In Italy prices are rising due to the war, e.g., pasta plus 15% and milk is sold in smaller packages for the same price as before. Oil and gas supplies are the biggest problem. The government is looking for different sources of raw materials, which Italy lacks, in the USA for example, but the prices are higher compared to Russian supplies. Another alternative is the Mediterranean area, e.g., Algeria. However, it seems impossible to cut the supplies of Russian gas completely. The PM Draghi said: ‘Do you want peace or the air conditioner on?’, suggesting we need make some sacrifices and use less energy or find an agreement with Putin in some way. In council offices they are going to decrease the heating from 22 to 20 degree centigrade in winter and increase the air conditioning from 19 to 21 in the summer. Pope Francis lifted a Ukrainian flag in St. Peter’s quare after the massacre in Bucha and pleaded to stop the war. War crimes were also discussed in talk shows but apparently it is very difficult to prosecute Putin as he should be arrested and taken to the International Criminal Court seated in The Hague. They cannot prosecute in absentia. Furthermore, countries such as USA, Ukraine and Russia don’t recognise the ICC.

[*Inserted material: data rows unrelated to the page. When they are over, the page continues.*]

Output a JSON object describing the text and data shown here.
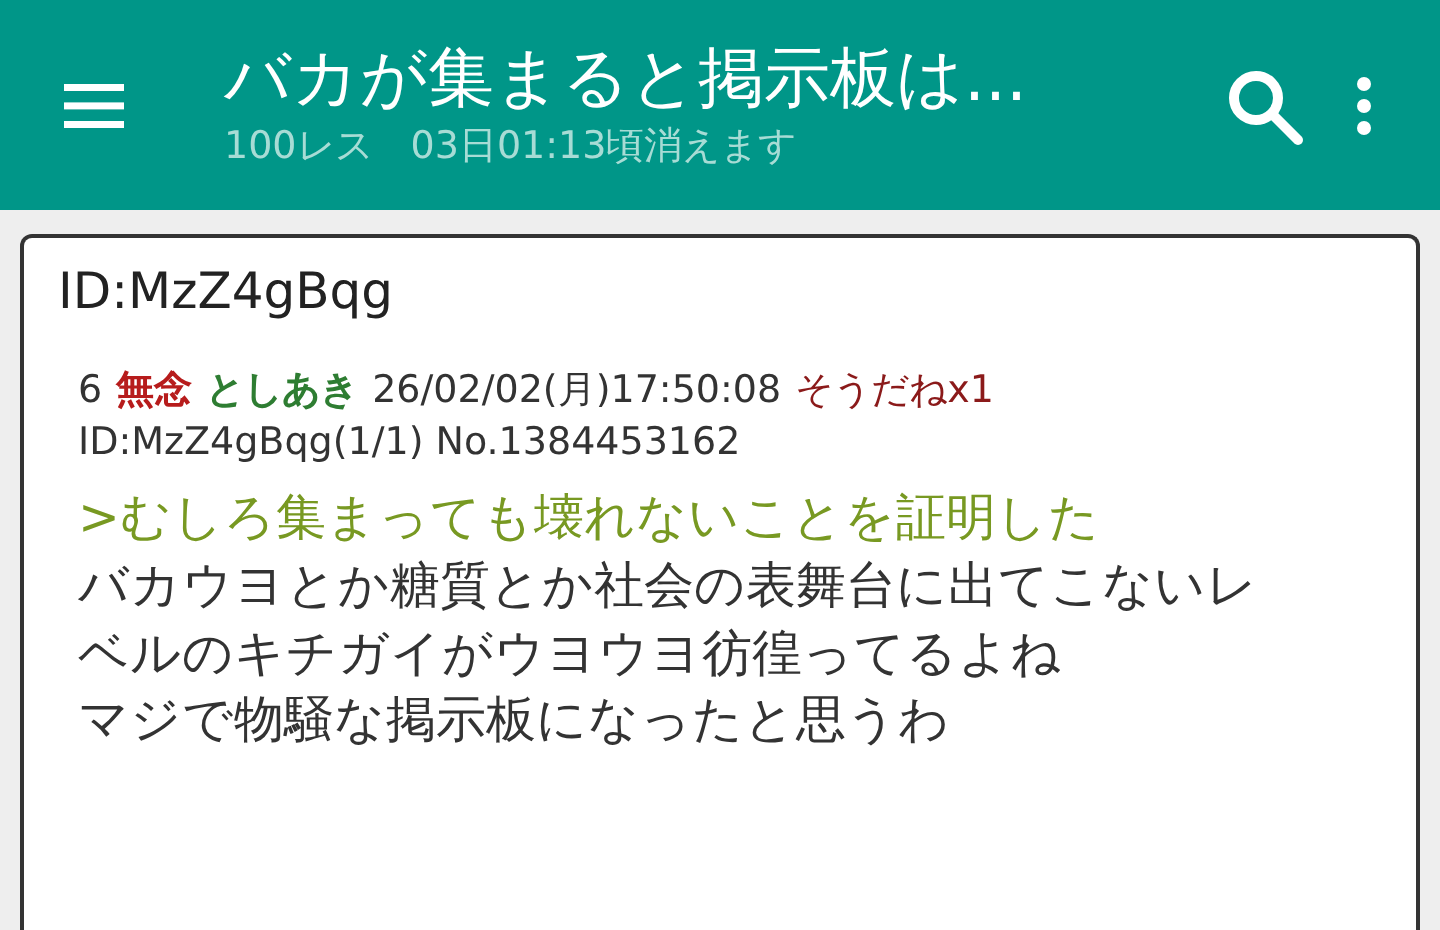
{
  "app_bar": {
    "title": "バカが集まると掲示板は...",
    "subtitle": "100レス　03日01:13頃消えます"
  },
  "popup": {
    "title": "ID:MzZ4gBqg",
    "post": {
      "number": "6",
      "subject": "無念",
      "name": "としあき",
      "date": "26/02/02(月)17:50:08",
      "likes": "そうだねx1",
      "id_line": "ID:MzZ4gBqg(1/1) No.1384453162",
      "lines": [
        {
          "kind": "quote",
          "text": ">むしろ集まっても壊れないことを証明した"
        },
        {
          "kind": "text",
          "text": "バカウヨとか糖質とか社会の表舞台に出てこないレ"
        },
        {
          "kind": "text",
          "text": "ベルのキチガイがウヨウヨ彷徨ってるよね"
        },
        {
          "kind": "text",
          "text": "マジで物騒な掲示板になったと思うわ"
        }
      ]
    }
  }
}
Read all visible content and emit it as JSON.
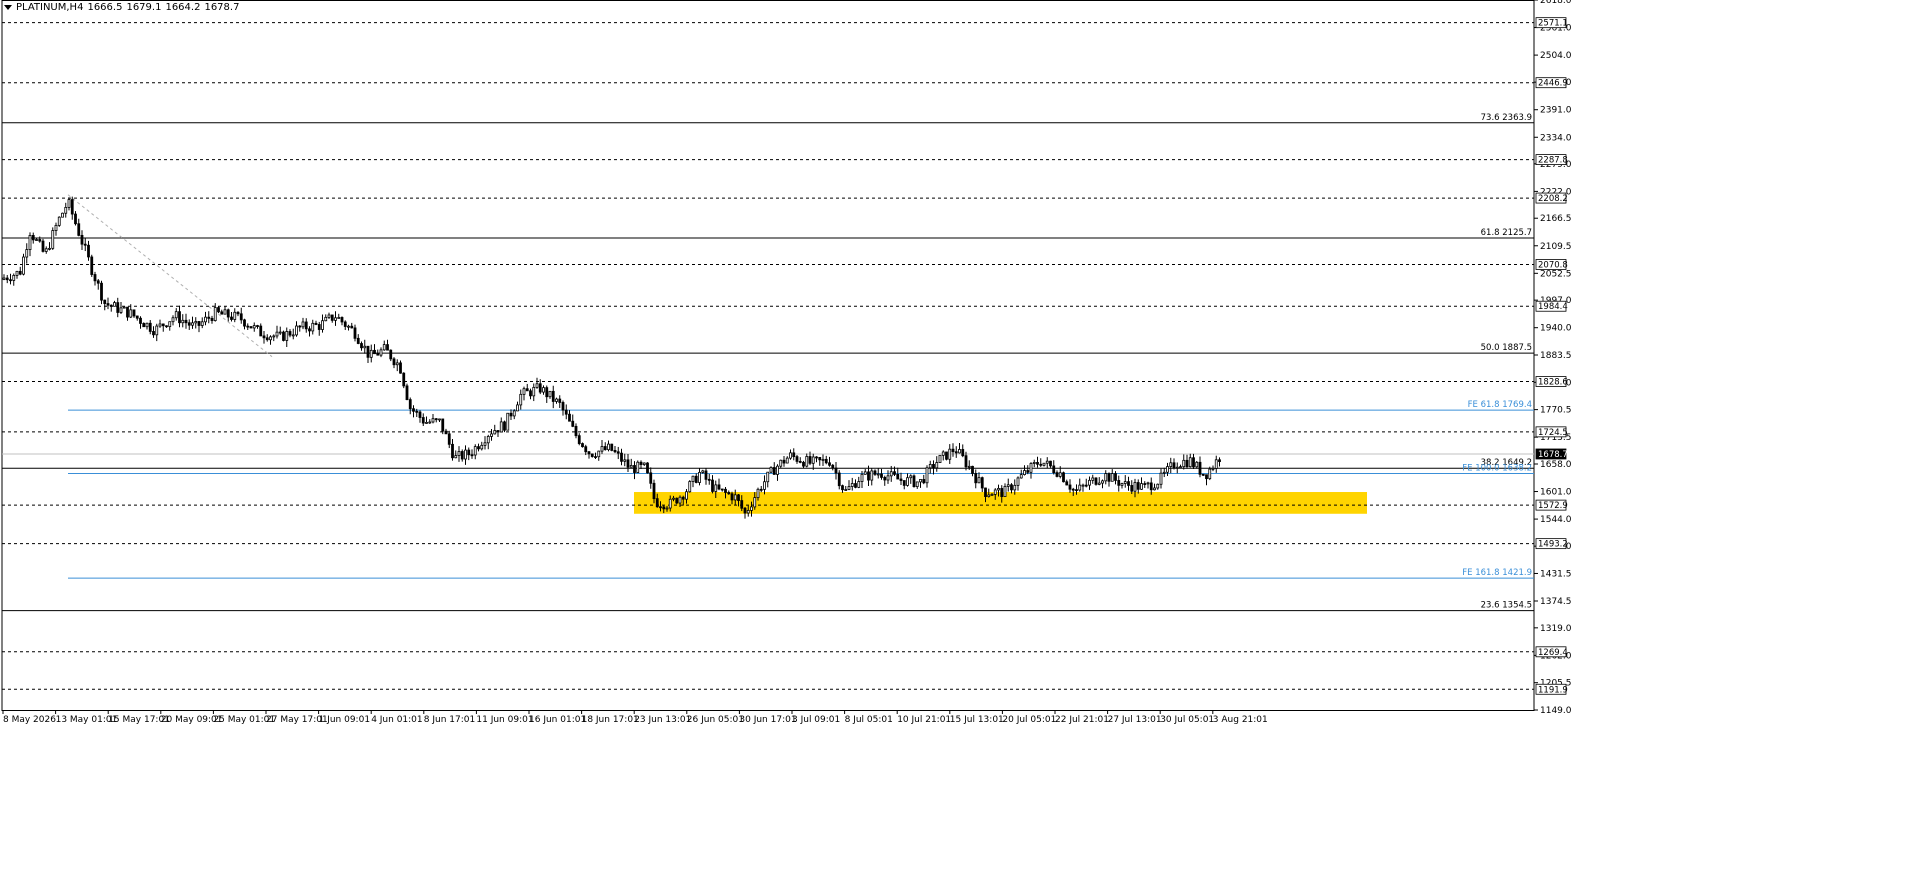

Another solution could be to divide Ukraine into two influence areas as it happened with North and South Korea. Ursula Von den Leyen visited Zelensky and promised to support his country with millions of Euros and also to allow Ukraine to join the EU as soon as possible. Putin also allegedly helped Donald Trump to win against Hillary Clinton, which might be considered a betrayal of sorts on both sides. In the end, Russia is still powerful and the sanctions are damaging its economy but they have an impact on western economies too. Millions of refugees are fleeing the country. In Italy Ukrainians obtain a visa in a few days while refugees from other countries might take months, sometimes years or even be expelled eventually. Ukrainian soldiers are not giving up though their counterattack does not seem to be stopping the Russian army. I wonder if we are in a standby situation or if there will be more serious consequences in the near future.